Management of iron deficiency in patients admitted to hospital: time for a rethink of treatment principles
Iron deficiency is very common in patients admitted to hospital. Its management is changing with new insights into iron absorption and therapeutic options. Aims:
The aims of this study were to develop guidelines for the correction of iron deficiency in patients admitted to hospital and to compare these with current practice. Methods:
Based on current published evidence, guidelines were developed. All patients in whom iron deficiency was detected during hospital admission over a 2.5 year period were retrospectively studied. Their management was compared with that of the guidelines developed. Results:
Three clinical scenarios were identified—(A) urgent attention to haemoglobin required: blood transfusion followed by i.v. iron recommended, (B) Semiurgent iron repletion: i.v. iron recommended and (C) non-urgent iron repletion: oral or i.v. repletion recommended. A total of 119 patients was identified, age 18–99 (median 77) years, 29% men, and haemoglobin 33–130 (87) g/L. Of 66 given blood transfusion, 17 had subsequent i.v. iron, 25 oral iron and 24 no other form of iron repletion. Of the other 53, nine had i.v. iron, 32 oral iron and 12 had no treatment. Fifty-five per cent of patients were managed according to the proposed guidelines and this occurred less frequently (9%) in those presenting with cardiovascular problems than in those with anaemia, gastrointestinal bleeding or other medical problems (all >60%; P < 0.0001, Fisher's exact test). Conclusion:
Current management is haphazard, with underutilization of i.v. iron and failure to initiate any regimen for iron repletion being common.
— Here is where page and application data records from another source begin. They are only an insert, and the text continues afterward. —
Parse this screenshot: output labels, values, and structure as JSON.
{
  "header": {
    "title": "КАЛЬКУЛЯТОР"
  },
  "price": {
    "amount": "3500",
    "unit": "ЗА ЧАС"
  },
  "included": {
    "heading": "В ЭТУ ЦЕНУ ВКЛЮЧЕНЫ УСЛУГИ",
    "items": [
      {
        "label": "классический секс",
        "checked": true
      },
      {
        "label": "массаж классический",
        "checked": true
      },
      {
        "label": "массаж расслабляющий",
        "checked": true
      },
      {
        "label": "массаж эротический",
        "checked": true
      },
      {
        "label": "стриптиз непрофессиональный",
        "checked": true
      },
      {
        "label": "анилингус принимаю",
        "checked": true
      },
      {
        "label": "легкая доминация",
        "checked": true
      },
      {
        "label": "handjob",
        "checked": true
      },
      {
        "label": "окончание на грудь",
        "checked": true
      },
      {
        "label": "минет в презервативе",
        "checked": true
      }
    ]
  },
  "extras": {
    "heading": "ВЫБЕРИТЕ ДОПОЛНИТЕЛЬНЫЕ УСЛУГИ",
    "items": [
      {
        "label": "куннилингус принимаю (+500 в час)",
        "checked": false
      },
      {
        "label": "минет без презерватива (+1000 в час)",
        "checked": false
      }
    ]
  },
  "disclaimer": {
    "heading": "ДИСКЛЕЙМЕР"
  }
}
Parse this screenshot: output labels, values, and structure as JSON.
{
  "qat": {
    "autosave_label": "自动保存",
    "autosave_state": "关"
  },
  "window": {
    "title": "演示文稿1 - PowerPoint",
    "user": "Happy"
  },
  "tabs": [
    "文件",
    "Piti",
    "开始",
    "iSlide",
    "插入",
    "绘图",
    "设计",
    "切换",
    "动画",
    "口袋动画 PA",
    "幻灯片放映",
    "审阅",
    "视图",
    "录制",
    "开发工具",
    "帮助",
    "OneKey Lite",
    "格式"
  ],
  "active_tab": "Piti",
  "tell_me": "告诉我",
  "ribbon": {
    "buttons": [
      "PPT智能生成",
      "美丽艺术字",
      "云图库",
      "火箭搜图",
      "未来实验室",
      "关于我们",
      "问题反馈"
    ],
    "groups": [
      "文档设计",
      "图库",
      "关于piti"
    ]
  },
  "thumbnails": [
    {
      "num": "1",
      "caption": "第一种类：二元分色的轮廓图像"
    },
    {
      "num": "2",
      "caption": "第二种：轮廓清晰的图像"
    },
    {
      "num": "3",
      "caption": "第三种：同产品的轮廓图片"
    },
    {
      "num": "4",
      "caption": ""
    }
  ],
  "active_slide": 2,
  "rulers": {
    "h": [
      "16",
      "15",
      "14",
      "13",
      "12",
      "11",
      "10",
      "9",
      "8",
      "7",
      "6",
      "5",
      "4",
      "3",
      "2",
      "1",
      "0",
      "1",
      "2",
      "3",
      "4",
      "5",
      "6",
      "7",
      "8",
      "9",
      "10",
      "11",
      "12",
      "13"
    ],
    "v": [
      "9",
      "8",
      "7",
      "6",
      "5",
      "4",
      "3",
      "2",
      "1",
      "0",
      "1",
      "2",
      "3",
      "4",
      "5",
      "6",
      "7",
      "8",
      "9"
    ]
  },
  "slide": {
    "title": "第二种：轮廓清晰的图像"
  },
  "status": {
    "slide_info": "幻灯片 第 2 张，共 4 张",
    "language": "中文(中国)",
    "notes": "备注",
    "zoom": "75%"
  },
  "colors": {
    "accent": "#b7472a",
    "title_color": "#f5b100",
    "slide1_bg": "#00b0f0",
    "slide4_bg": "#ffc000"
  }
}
It may be time for a change in approach to repletion of iron in ill patients.